Two illustrations of the human liver. left: a healthy liver; right: a liver showing signs of cirrhosis

 In the new study, Aaron White, Ph.D., senior scientific advisor to the NIAAA director, and colleagues analyzed data from all U.S. death certificates filed from 1999 to 2017.  A death was identified as alcohol-related if an alcohol-induced cause was listed as the underlying cause or as a contributing cause of death.  The researchers found that, in 2017, nearly half of alcohol-related deaths resulted from liver disease (31%; 22,245) or overdoses on alcohol alone or with other drugs (18%; 12,954). People aged 45-74 had the highest rates of deaths related to alcohol, but the biggest increases over time were among people age 25-34. High rates among middle-aged adults are consistent with recent reports of increases in “deaths of despair,” generally defined as deaths related to overdoses, alcohol-associated liver cirrhosis, and suicides, primarily among non-Hispanic whites.

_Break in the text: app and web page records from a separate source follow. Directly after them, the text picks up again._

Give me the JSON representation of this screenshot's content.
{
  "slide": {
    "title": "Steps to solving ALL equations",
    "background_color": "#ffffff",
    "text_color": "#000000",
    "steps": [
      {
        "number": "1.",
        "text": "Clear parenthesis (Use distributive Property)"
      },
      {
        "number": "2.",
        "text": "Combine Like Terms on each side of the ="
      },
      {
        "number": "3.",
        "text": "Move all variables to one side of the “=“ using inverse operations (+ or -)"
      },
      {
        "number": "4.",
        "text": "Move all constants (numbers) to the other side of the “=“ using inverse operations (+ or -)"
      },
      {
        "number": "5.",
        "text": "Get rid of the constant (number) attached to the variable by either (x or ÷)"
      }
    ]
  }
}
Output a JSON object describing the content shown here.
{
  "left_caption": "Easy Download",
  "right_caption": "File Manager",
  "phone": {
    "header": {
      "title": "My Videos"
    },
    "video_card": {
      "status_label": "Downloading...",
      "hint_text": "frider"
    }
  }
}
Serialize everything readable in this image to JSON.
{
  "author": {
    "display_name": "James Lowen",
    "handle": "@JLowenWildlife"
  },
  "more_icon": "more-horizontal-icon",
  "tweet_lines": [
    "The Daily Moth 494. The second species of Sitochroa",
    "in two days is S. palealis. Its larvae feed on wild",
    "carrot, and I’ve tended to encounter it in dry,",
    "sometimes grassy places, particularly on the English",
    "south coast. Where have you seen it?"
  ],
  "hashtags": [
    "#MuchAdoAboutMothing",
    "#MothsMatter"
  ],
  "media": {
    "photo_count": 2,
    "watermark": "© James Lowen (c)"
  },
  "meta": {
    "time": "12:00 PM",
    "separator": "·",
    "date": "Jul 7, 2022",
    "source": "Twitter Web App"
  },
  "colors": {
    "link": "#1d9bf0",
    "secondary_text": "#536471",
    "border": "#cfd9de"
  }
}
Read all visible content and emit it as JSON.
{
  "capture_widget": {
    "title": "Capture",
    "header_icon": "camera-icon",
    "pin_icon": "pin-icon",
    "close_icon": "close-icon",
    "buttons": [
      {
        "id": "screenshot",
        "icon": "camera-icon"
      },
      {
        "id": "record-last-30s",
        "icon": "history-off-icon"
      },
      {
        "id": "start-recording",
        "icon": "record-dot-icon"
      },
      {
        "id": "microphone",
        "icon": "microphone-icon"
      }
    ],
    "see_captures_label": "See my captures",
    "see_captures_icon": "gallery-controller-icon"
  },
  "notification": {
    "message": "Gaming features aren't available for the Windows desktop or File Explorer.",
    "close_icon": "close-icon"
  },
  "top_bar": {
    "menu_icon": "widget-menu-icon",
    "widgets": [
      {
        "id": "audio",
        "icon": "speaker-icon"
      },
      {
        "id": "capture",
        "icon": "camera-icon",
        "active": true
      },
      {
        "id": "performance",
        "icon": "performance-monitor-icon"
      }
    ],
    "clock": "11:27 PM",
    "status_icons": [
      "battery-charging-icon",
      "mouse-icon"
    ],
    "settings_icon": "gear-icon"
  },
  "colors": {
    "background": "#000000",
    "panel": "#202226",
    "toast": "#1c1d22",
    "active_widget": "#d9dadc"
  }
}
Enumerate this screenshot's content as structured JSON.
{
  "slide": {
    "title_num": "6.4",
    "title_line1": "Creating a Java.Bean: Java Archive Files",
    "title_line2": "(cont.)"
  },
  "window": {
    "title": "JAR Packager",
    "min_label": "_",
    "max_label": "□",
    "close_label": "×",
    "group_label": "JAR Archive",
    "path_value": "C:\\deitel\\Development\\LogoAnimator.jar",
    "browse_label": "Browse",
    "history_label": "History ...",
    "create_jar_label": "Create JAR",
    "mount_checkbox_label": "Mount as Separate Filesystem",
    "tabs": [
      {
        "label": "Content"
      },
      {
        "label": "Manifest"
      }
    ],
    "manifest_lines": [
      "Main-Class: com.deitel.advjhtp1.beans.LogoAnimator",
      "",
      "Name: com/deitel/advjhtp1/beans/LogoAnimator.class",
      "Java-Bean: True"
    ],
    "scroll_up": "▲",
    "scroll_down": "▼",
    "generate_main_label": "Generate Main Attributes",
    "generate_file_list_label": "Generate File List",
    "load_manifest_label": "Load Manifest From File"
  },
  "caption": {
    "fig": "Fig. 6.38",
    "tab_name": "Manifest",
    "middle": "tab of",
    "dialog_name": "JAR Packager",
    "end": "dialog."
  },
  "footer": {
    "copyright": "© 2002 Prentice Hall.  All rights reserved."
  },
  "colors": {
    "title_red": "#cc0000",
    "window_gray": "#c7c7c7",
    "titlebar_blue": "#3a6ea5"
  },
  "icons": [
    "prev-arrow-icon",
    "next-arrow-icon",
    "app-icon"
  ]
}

However, the authors report that, by the end of the study period, alcohol-related deaths were increasing among people in almost all age and racial and ethnic group. As with increases in alcohol consumption and related medical emergencies, rates of death involving alcohol increased more for women (85%) than men (35%) over the study period, further narrowing once large differences in alcohol use and harms between males and females. The findings come at a time of growing evidence that even one drink per day of alcohol can contribute to an increase in the risk of breast cancer for women. Women also appear to be at a greater risk than men for alcohol-related cardiovascular diseases, liver disease, alcohol use disorder, and other consequences. “Alcohol is a growing women’s health issue,” said Dr. Koob. “The rapid increase in deaths involving alcohol among women is troubling and parallels the increases in alcohol consumption among women over the past few decades.” The authors note that previous studies have shown that the role of alcohol in deaths is vastly underreported. Since the present study examined death certificates only, the actual number of alcohol-related deaths in 2017 may far exceed the 72,558 determined by the authors.     “Taken together,” said Dr. Koob, “the findings of this study and others suggests that alcohol-related harms are increasing at multiple levels – from ED visits and hospitalizations to deaths. We know that the contribution of alcohol often fails to make it onto death certificates. Better surveillance of alcohol involvement in mortality is essential in order to better understand and address the impact of alcohol on public health.” Reference: Aaron White, PhD, I-Jen P. Castle, PhD, Ralph Hingson, ScD, Patricia Powell, PhD. Using death certificates to explore changes in alcohol-related mortality in the United States, 1999–2017 Alcoholism: Clinical and Experimental Research. Published online January 8, 2020